Evaluation of the General Practice Pharmacist (GPP) intervention to optimise prescribing in Irish primary care: a non-randomised pilot study
journal contributionposted on 07.09.2020, 13:51 by K Cardwell, Susan SmithSusan Smith, Barbara ClyneBarbara Clyne, L McCullagh, Emma WallaceEmma Wallace, C Kirke, Tom FaheyTom Fahey, Frank MoriartyFrank Moriarty
OBJECTIVE: Limited evidence suggests integration of pharmacists into the general practice team could improve medicines management for patients, particularly those with multimorbidity and polypharmacy. This study aimed to develop and assess the feasibility of an intervention involving pharmacists, working within general practices, to optimise prescribing in Ireland.
DESIGN: Non-randomised pilot study.
SETTING: Primary care in Ireland.
PARTICIPANTS: Four general practices, purposively sampled and recruited to reflect a range of practice sizes and demographic profiles.
INTERVENTION: A pharmacist joined the practice team for 6 months (10 hours/week) and undertook medication reviews (face to face or chart based) for adult patients, provided prescribing advice, supported clinical audits and facilitated practice-based education.
OUTCOME MEASURES: Anonymised practice-level medication (eg, medication changes) and cost data were collected. Patient-reported outcome measure (PROM) data were collected on a subset of older adults (aged ≥65 years) with polypharmacy using patient questionnaires, before and 6 weeks after medication review by the pharmacist.
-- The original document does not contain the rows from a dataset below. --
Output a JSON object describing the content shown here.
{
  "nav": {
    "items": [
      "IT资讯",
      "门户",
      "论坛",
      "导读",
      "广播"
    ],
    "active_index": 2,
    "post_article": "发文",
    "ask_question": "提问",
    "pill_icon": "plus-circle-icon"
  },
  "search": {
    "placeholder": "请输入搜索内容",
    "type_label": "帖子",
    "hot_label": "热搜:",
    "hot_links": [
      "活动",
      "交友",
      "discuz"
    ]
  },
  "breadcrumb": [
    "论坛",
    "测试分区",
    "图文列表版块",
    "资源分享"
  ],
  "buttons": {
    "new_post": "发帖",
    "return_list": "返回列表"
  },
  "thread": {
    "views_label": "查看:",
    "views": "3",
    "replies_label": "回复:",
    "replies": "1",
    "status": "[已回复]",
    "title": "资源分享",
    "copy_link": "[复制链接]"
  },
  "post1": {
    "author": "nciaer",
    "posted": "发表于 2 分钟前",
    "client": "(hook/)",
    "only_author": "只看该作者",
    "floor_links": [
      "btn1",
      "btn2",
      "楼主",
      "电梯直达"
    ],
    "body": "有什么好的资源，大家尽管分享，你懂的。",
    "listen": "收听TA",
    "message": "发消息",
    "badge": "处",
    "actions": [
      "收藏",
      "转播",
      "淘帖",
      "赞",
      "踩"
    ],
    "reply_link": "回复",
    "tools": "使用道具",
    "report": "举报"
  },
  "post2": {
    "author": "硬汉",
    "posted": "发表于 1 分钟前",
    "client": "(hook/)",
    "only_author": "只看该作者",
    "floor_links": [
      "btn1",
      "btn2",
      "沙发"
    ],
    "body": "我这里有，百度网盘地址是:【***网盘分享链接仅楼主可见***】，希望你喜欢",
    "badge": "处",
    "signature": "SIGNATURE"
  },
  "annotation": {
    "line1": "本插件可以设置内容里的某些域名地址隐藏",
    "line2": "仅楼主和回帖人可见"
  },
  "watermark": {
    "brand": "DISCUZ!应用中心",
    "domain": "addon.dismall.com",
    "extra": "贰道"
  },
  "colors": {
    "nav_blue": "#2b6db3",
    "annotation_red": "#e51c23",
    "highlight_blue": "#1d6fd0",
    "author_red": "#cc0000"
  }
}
RESULTS: Across four practices, 786 patients were identified as having 1521 prescribing issues by the pharmacists. Issues relating to deprescribing medications were addressed most often by the prescriber (59.8%), compared with cost-related issues (5.8%). Medication changes made during the study equated to approximately €57 000 in cost savings assuming they persisted for 12 months. Ninety-six patients aged ≥65 years with polypharmacy were recruited from the four practices for PROM data collection and 64 (66.7%) were followed up. There were no changes in patients' treatment burden or attitudes to deprescribing following medication review, and there were conflicting changes in patients' self-reported quality of life.
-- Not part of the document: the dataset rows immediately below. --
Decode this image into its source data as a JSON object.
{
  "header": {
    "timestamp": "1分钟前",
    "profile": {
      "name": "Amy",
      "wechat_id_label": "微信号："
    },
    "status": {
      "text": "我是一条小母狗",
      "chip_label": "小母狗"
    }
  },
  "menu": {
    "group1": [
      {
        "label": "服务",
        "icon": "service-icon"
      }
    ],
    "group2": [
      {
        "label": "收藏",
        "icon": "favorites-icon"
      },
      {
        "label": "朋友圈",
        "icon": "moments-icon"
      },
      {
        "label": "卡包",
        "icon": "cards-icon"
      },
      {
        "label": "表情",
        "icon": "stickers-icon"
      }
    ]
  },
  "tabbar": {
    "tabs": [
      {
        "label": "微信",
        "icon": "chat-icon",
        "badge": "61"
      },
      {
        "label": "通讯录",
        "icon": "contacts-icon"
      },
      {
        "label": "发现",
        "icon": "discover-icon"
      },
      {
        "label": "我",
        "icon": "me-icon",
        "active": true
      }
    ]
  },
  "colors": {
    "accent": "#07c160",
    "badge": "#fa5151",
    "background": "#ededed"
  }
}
CONCLUSIONS: This non-randomised pilot study demonstrated that an intervention involving pharmacists, working within general practices is feasible to implement and has potential to improve prescribing quality. This study provides rationale to conduct a randomised controlled trial to evaluate the clinical and cost-effectiveness of this intervention.
Health Research Board Research Collaborative for Quality and Patient Safety Award.
Associated research data filesData and code: Evaluation of the General Practice Pharmacist (GPP) intervention to optimise prescribing in Irish primary care: a non‐randomised pilot study https://doi.org/10.5281/zenodo.3492198
CommentsThe original article is available at https://bmjopen.bmj.com/ Pre-print is available on medRxiv, https://doi.org/10.1101/19009910 & RCSI repository https://hdl.handle.net/10779/rcsi.12925190.v1
Published CitationCardwell K, Smith SM, Clyne B, McCullagh L, Wallace E, Kirke C, Fahey T, Moriarty F. Evaluation of the General Practice Pharmacist (GPP) intervention to optimise prescribing in Irish primary care: a non-randomised pilot study. BMJ Open. 2020;10:e035087.
Publication Date28 Jun 2020
- General Practice
- HRB Centre for Primary Care Research
- Population Health and Health Services
- Published Version (Version of Record)